The problem
Could you please repeat all of the entries exactly as written?
• • •
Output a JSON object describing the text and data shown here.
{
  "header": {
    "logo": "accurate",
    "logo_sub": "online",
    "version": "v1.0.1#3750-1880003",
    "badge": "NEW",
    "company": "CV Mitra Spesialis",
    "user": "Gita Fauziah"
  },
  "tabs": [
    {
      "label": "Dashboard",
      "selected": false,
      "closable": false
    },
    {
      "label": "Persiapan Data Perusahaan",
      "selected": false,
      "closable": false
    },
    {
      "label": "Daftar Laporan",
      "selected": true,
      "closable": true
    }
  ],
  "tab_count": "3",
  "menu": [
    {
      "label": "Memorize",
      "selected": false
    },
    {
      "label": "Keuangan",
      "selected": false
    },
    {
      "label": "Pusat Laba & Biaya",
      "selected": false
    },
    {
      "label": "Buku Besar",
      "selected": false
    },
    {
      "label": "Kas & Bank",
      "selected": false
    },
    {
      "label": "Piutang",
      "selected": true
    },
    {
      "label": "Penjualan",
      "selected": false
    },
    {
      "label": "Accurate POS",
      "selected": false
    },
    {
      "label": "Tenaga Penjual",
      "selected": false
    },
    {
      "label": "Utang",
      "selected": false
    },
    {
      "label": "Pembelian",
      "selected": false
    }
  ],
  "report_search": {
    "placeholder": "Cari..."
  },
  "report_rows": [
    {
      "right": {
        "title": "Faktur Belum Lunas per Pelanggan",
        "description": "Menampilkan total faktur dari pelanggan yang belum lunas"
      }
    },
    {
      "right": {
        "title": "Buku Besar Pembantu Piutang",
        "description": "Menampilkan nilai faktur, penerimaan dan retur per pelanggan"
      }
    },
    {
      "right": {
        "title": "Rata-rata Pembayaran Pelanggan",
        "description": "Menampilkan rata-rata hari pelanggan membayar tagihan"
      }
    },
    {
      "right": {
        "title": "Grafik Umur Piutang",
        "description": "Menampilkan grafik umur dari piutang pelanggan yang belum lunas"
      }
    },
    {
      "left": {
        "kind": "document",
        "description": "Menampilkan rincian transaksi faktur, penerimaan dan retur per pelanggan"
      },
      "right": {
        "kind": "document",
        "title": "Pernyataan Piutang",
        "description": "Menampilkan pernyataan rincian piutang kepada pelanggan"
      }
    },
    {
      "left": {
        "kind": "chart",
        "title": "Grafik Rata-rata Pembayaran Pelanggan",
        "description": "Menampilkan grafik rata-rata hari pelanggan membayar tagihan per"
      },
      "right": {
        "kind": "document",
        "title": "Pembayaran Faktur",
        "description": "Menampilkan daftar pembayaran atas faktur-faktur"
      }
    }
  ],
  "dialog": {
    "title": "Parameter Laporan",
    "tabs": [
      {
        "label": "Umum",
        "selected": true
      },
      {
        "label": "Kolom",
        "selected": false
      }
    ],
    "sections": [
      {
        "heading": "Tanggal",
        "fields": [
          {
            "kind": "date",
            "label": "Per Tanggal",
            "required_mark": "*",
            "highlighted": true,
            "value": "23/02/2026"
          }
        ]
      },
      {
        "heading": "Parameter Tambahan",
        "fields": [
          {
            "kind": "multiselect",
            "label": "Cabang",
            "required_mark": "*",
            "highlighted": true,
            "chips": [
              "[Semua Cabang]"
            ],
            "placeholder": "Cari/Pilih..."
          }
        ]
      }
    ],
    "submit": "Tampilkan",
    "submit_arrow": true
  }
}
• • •
Answer to this problem
Output a JSON object describing the text and data shown here.
{
  "header": {
    "logo": "accurate",
    "logo_sub": "online",
    "version": "v1.0.1#3750-1880003",
    "badge": "NEW",
    "company": "CV Mitra Spesialis",
    "user": "Gita Fauziah"
  },
  "tabs": [
    {
      "label": "Dashboard",
      "selected": false,
      "closable": false
    },
    {
      "label": "Persiapan Data Perusahaan",
      "selected": false,
      "closable": false
    },
    {
      "label": "Daftar Laporan",
      "selected": true,
      "closable": true
    }
  ],
  "tab_count": "3",
  "menu": [
    {
      "label": "Memorize",
      "selected": false
    },
    {
      "label": "Keuangan",
      "selected": false
    },
    {
      "label": "Pusat Laba & Biaya",
      "selected": false
    },
    {
      "label": "Buku Besar",
      "selected": false
    },
    {
      "label": "Kas & Bank",
      "selected": false
    },
    {
      "label": "Piutang",
      "selected": true
    },
    {
      "label": "Penjualan",
      "selected": false
    },
    {
      "label": "Accurate POS",
      "selected": false
    },
    {
      "label": "Tenaga Penjual",
      "selected": false
    },
    {
      "label": "Utang",
      "selected": false
    },
    {
      "label": "Pembelian",
      "selected": false
    }
  ],
  "report_search": {
    "placeholder": "Cari..."
  },
  "report_rows": [
    {
      "right": {
        "title": "Faktur Belum Lunas per Pelanggan",
        "description": "Menampilkan total faktur dari pelanggan yang belum lunas"
      }
    },
    {
      "right": {
        "title": "Buku Besar Pembantu Piutang",
        "description": "Menampilkan nilai faktur, penerimaan dan retur per pelanggan"
      }
    },
    {
      "right": {
        "title": "Rata-rata Pembayaran Pelanggan",
        "description": "Menampilkan rata-rata hari pelanggan membayar tagihan"
      }
    },
    {
      "right": {
        "title": "Grafik Umur Piutang",
        "description": "Menampilkan grafik umur dari piutang pelanggan yang belum lunas"
      }
    },
    {
      "left": {
        "kind": "document",
        "description": "Menampilkan rincian transaksi faktur, penerimaan dan retur per pelanggan"
      },
      "right": {
        "kind": "document",
        "title": "Pernyataan Piutang",
        "description": "Menampilkan pernyataan rincian piutang kepada pelanggan"
      }
    },
    {
      "left": {
        "kind": "chart",
        "title": "Grafik Rata-rata Pembayaran Pelanggan",
        "description": "Menampilkan grafik rata-rata hari pelanggan membayar tagihan per"
      },
      "right": {
        "kind": "document",
        "title": "Pembayaran Faktur",
        "description": "Menampilkan daftar pembayaran atas faktur-faktur"
      }
    }
  ],
  "dialog": {
    "title": "Parameter Laporan",
    "tabs": [
      {
        "label": "Umum",
        "selected": true
      },
      {
        "label": "Kolom",
        "selected": false
      }
    ],
    "sections": [
      {
        "heading": "Tanggal",
        "fields": [
          {
            "kind": "date",
            "label": "Per Tanggal",
            "required_mark": "*",
            "highlighted": true,
            "value": "23/02/2026"
          }
        ]
      },
      {
        "heading": "Parameter Tambahan",
        "fields": [
          {
            "kind": "multiselect",
            "label": "Cabang",
            "required_mark": "*",
            "highlighted": true,
            "chips": [
              "[Semua Cabang]"
            ],
            "placeholder": "Cari/Pilih..."
          }
        ]
      }
    ],
    "submit": "Tampilkan",
    "submit_arrow": true
  }
}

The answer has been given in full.